Thursday, August 05, 2010
MMORPG combat fundamentals
One of the problems when discussing game design theory is that some people have experienced only a limited number of games which happened to do something all in the same way, and now think that this is the *only* possible way to do this. If you for example look at MMORPGs with more than 100k subscribers, it is totally possible that somebody played World of Warcraft, Everquest 2, Lord of the Rings Online, and Warhammer Online, and comes away with the impression that MMORPG combat needs a tank, healer, dps trinity based on static abilities. Thus when I talked yesterday about Mytheon's random abilities selection, somebody reacted with a stunned "how could that even work in groups???". Thus I think it is time to go back to basics and have a look what are the fundamentals of MMORPG combat, and which parts are actually optional, even if you find them in many games.
Throughout the history of human warfare a one-on-one combat was usually decided by who got the first hit in. Weapons are designed to kill or maim, thus it isn't surprising that they tend to do so. One-hit combat is realistic, but makes for lousy movies and games, thus in both Hollywood combat and MMORPG combat a less realistic long combat with multiple hits leading to a final demise is usually preferred.
So lets accept that premise, and talk about combat in which each combatant has a number of "hit points" or "health", and each hit by an enemy reduces that number, until the combatant is dead at 0 health. Now if you look at the calculations going on during such a combat, you'll see a lot of parameters. There is a chance to hit, an amount of damage dealt with some random variation and maybe "critical hits" for extra damage. On the side of the recipient there are chances to negate damage with skills like parry or block, or to diminish damage with armor. And then there are chances on the side of the damage dealer to negate armor. Looks extremely complicated, but if you follow a combat for a while you'll notice that all these chances and calculations tend to even themselves out in the long run. Thus for all practical purposes people can, and do, just look at the amount of damage finally dealt per second. If your opponent has 20k health and you deal 1k damage per second, it will take you 20 seconds to kill the opponent. Then you can do the reverse calculation with your health and your opponents damage per second to find out how much time it takes *him* to kill *you*. If he needs less that 20 seconds, he wins. If he needs more, you win. Easy as pie.

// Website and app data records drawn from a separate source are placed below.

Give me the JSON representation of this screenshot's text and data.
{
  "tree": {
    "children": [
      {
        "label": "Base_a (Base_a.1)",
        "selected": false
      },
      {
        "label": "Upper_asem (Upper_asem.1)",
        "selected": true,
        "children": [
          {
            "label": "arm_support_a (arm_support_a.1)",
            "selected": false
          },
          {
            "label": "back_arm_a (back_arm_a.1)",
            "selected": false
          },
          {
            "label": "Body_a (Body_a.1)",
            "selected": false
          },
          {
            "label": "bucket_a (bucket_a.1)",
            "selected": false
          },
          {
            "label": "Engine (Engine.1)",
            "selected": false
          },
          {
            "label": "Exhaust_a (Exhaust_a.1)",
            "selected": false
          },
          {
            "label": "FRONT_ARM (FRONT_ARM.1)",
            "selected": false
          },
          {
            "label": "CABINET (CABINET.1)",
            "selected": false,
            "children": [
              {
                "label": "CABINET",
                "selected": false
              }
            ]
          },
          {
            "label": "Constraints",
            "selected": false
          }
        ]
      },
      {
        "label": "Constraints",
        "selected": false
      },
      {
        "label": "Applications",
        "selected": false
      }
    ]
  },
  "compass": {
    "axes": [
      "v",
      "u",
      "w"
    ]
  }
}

If the combat is not one-on-one, but for example involves a combat of a group of players against one computer-controlled monster, the AI needs to decide which of the players to hit. That is mandatory, that is you can't have a system in which this decision is *not* taken, unless you design it in a way that damage is always evenly distributed among all participants. But how that decision is taken is optional. You can easily design a system in which the decision is completely random, or depends on factors that can't be easily influenced by the players. Thus the often seen system in which one character is a "tank", with abilities to influence to manage "aggro" onto himself is optional. You can have MMORPG group combat systems without tanks. In fact even games which have tanks in PvE combat often make do without aggro management in PvP combat, because players would object to not be able to choose their targets freely.
Less obviously, healing is optional too. That again is easiest to see by simply imagining a PvP combat without healers. By fiddling with the numbers of health points and damage per second that the monsters and the players have, it would be perfectly possible to design a combat system in which no healing takes place during combat, and health regeneration only happens after combat. And even if you design a system with healing, the role of a dedicated "healer" is still optional. There are a number of Asian MMORPGs in which healing is done exclusively by quaffing health potions, and every player is responsible for his own health.

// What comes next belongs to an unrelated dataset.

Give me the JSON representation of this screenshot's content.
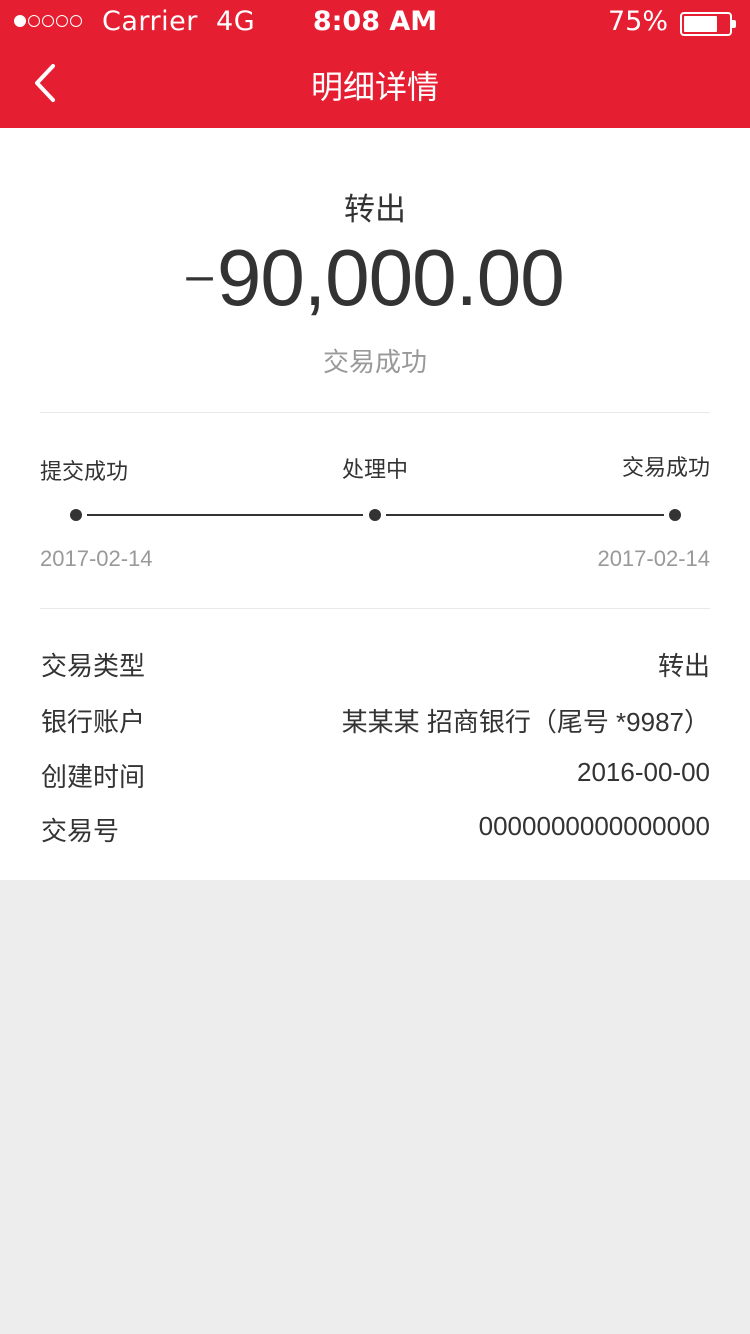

Thus overall, only damage dealing is a mandatory function in MMORPG combat. Not every MMORPG needs to have "tanks" and/or "healers". And there would be obvious advantages to such combat systems without the holy trinity of tank/healer/dps: If every player is responsible for his own aggro and health, there is less of a blame game going on when things go wrong. And getting a group together would be much easier without having to wait for a tank and healer to sign up. Of course the disadvantage would be that there would be less differentiation between classes in such a game. But with damage dealers being far more popular than healers and tanks in every game, and there being a tank and healer "shortage" in spite of groups usually being designed with far more dps than tanks or healers, maybe less differentiation wouldn't be all that bad.